In the lines below, look for "with". Copy each line where it appears.

(Entries from a dataset of interfaces)

__________________________________________________

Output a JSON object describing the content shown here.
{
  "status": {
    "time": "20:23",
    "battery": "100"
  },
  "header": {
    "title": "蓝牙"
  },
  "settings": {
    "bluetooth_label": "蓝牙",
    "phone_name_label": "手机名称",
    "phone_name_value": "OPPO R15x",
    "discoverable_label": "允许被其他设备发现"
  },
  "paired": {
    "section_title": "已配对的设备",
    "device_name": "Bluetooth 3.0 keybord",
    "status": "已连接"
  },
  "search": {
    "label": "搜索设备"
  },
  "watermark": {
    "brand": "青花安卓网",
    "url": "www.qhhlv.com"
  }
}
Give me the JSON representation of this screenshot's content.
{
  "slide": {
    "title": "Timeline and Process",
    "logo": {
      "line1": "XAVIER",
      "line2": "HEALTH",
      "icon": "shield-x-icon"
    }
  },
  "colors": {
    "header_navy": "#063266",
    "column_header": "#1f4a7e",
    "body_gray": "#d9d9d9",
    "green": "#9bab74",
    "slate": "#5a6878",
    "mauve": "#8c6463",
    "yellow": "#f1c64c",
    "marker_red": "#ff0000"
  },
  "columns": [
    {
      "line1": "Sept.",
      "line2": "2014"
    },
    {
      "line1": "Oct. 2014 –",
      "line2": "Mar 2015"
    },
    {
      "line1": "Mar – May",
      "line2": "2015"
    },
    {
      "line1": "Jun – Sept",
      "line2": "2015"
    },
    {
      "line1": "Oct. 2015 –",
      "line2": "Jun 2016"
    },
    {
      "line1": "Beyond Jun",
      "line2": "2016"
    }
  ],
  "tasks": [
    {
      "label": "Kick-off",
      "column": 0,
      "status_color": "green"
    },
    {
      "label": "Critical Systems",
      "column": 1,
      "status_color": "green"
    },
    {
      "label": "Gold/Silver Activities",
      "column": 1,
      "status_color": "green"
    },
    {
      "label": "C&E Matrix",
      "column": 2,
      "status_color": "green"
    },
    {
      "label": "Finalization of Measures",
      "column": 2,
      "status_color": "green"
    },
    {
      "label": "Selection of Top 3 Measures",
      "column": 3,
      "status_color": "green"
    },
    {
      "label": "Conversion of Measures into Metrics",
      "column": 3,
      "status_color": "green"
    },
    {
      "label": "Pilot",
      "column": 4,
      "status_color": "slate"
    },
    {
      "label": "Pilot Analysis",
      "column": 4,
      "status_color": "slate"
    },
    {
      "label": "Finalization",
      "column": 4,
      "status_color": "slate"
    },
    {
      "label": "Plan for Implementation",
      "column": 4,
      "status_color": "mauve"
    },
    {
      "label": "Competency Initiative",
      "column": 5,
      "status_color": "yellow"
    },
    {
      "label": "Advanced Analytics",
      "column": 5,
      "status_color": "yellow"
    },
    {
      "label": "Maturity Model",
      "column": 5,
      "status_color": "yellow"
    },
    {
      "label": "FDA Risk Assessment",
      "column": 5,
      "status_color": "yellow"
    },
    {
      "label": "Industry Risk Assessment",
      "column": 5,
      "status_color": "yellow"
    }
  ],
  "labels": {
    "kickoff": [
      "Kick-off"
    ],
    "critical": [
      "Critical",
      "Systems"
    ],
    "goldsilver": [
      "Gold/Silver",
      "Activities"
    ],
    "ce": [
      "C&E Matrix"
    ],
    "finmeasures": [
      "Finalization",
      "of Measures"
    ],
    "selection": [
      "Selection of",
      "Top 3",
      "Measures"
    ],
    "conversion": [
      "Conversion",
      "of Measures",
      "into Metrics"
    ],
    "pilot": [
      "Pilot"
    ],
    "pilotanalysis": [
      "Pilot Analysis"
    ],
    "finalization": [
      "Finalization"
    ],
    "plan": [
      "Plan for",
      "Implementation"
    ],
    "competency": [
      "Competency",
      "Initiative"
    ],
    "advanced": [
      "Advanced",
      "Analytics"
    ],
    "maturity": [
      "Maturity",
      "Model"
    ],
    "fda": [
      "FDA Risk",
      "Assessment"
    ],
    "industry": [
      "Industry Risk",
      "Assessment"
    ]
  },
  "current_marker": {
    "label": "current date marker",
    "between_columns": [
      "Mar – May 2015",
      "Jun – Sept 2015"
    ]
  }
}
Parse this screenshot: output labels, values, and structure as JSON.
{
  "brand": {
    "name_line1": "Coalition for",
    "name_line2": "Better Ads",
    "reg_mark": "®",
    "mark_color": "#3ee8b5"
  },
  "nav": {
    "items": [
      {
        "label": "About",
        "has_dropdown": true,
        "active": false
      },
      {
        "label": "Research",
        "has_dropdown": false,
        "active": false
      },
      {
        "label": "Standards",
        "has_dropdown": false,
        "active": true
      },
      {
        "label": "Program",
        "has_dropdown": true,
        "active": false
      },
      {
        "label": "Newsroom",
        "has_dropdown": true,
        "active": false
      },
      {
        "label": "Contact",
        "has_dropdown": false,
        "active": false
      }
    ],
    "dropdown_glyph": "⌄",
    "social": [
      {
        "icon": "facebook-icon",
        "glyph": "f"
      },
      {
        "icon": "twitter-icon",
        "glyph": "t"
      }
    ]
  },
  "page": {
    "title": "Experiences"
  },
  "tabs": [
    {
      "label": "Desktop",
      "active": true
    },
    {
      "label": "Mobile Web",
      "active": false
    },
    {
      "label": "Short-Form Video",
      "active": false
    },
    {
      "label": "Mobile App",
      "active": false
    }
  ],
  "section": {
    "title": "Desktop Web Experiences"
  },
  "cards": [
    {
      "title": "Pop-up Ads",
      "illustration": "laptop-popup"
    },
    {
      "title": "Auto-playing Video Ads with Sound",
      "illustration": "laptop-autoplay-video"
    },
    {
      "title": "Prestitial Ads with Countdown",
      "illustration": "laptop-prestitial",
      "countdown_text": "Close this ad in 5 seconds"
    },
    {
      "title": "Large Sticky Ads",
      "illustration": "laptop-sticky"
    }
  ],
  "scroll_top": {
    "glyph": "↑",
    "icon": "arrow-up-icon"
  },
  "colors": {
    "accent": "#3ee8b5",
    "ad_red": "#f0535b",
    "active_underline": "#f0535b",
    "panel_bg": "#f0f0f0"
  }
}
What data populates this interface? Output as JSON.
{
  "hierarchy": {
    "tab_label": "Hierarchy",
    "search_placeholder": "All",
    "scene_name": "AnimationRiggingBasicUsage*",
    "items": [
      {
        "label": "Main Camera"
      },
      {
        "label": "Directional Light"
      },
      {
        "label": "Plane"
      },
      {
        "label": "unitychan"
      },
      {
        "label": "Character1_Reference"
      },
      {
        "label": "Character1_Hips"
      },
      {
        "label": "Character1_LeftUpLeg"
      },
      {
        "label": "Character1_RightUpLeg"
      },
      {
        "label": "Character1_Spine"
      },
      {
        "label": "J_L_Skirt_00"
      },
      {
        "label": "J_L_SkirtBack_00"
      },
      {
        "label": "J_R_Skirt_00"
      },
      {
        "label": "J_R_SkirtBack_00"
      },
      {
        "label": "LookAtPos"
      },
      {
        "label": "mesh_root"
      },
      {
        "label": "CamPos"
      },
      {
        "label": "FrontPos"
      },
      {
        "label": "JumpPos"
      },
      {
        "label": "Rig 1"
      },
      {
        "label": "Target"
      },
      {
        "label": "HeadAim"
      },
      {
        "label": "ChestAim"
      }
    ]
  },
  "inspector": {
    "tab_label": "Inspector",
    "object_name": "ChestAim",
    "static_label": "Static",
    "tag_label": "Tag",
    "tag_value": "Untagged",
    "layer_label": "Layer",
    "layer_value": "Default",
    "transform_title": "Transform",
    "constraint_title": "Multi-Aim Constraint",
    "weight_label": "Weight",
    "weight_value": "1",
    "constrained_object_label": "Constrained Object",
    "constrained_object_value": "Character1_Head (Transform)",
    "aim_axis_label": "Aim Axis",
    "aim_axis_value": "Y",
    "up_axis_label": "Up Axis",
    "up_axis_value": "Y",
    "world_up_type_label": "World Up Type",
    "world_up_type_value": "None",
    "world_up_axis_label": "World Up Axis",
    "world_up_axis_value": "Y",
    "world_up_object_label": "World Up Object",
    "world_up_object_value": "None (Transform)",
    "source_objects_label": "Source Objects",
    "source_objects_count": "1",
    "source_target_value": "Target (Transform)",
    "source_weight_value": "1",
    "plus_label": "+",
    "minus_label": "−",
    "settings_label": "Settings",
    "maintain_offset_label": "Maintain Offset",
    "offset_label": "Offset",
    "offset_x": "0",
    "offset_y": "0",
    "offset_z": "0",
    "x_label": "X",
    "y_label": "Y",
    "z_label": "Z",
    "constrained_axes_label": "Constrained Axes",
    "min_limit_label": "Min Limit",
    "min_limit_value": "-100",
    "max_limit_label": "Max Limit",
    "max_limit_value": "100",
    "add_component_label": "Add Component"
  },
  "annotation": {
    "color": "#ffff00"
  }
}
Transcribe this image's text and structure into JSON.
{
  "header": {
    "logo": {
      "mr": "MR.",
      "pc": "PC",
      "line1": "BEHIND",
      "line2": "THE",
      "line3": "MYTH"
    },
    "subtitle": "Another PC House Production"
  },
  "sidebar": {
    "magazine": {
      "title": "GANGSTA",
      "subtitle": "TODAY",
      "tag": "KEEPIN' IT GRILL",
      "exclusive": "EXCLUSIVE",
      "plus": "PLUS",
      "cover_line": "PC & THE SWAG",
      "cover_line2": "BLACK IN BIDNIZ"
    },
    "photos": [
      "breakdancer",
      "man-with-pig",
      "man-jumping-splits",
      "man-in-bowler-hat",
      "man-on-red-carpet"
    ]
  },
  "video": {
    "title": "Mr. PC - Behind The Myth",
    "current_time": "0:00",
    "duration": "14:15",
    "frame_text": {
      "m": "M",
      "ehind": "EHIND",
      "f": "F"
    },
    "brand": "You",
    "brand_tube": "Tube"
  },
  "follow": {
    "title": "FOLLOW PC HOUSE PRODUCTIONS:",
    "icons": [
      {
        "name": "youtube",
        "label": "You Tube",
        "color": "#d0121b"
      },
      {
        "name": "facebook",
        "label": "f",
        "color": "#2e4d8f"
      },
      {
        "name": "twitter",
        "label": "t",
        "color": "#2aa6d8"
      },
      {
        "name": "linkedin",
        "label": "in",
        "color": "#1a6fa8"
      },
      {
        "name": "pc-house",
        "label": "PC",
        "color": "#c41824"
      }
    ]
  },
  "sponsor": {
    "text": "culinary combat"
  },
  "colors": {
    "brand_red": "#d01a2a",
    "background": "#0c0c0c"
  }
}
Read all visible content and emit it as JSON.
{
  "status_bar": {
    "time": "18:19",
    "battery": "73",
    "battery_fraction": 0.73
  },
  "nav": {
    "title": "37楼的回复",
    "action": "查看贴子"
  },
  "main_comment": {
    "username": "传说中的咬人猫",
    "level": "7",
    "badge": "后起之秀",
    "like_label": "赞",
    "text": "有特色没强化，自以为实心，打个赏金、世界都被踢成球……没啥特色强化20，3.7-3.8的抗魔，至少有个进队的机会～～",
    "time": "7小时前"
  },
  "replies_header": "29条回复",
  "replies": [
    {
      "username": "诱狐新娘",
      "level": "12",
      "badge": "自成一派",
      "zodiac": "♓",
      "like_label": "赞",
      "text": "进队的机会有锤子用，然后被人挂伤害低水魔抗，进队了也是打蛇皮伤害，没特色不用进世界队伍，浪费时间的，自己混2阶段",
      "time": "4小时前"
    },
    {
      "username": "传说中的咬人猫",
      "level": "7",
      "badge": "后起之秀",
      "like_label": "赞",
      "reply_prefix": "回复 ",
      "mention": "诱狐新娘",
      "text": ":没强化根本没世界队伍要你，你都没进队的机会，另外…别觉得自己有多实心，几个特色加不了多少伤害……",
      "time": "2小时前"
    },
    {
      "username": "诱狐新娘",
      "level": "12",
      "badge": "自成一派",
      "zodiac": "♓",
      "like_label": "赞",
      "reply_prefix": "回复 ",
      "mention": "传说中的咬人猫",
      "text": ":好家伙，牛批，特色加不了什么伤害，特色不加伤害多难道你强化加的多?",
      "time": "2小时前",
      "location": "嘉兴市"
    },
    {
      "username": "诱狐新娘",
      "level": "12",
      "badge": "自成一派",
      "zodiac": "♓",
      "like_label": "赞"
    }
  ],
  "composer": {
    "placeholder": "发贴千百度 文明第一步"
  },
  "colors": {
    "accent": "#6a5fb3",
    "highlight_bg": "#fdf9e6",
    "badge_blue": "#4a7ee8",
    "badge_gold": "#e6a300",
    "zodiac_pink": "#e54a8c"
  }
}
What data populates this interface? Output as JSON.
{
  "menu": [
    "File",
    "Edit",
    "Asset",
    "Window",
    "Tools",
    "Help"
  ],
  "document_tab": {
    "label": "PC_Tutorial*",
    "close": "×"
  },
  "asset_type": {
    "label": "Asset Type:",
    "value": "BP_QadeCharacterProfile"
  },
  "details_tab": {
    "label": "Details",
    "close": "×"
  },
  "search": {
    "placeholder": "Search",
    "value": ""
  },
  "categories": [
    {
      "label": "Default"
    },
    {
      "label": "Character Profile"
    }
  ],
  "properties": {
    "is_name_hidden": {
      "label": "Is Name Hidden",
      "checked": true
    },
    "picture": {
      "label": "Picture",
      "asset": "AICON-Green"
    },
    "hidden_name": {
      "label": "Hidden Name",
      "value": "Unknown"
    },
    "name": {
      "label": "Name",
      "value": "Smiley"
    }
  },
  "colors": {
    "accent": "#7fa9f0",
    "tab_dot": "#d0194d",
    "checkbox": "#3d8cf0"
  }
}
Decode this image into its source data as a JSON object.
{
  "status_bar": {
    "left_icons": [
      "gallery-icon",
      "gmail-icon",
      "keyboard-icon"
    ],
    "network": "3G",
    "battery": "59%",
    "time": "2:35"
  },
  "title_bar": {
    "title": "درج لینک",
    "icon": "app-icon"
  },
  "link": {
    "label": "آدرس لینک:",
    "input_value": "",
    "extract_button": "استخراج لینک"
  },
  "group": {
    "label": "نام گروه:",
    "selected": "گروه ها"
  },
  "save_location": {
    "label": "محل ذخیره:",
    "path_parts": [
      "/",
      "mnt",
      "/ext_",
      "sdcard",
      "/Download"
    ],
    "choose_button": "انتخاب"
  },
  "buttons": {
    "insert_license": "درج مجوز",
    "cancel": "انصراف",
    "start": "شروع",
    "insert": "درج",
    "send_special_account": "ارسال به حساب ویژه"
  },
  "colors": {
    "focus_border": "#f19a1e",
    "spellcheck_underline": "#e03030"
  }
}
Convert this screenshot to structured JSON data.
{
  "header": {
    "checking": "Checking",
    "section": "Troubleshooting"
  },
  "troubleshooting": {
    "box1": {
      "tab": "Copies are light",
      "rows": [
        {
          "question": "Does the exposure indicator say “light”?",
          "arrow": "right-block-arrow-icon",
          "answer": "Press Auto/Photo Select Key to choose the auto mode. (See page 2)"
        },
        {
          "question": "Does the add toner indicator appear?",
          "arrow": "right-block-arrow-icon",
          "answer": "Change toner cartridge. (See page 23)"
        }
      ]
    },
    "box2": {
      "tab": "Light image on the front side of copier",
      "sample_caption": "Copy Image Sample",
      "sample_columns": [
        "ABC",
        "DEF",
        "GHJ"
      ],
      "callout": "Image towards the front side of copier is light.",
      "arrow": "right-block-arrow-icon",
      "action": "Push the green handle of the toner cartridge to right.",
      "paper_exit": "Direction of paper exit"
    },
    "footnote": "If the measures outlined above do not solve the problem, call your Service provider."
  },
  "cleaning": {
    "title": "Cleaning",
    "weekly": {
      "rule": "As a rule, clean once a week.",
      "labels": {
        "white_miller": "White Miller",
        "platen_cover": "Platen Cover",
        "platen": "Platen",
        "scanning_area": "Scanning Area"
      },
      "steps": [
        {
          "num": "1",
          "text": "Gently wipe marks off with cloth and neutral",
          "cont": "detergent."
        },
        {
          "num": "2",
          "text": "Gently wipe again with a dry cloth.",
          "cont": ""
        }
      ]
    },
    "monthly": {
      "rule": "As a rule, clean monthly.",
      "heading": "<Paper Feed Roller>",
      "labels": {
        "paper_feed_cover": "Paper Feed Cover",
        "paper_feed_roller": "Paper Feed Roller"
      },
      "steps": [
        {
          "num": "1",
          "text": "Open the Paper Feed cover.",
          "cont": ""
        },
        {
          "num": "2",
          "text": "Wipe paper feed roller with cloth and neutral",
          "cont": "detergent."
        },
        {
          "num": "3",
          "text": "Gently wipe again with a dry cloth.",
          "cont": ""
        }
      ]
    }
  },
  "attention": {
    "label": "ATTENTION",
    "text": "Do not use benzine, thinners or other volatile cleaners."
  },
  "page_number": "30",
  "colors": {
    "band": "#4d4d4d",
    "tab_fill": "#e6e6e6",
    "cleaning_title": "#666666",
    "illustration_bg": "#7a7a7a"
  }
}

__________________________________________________

The completed task —
      "title": "Auto-playing Video Ads with Sound",
      "title": "Prestitial Ads with Countdown",
      "man-with-pig",
          "text": "Gently wipe marks off with cloth and neutral",
          "text": "Gently wipe again with a dry cloth.",
          "text": "Wipe paper feed roller with cloth and neutral",
          "text": "Gently wipe again with a dry cloth.",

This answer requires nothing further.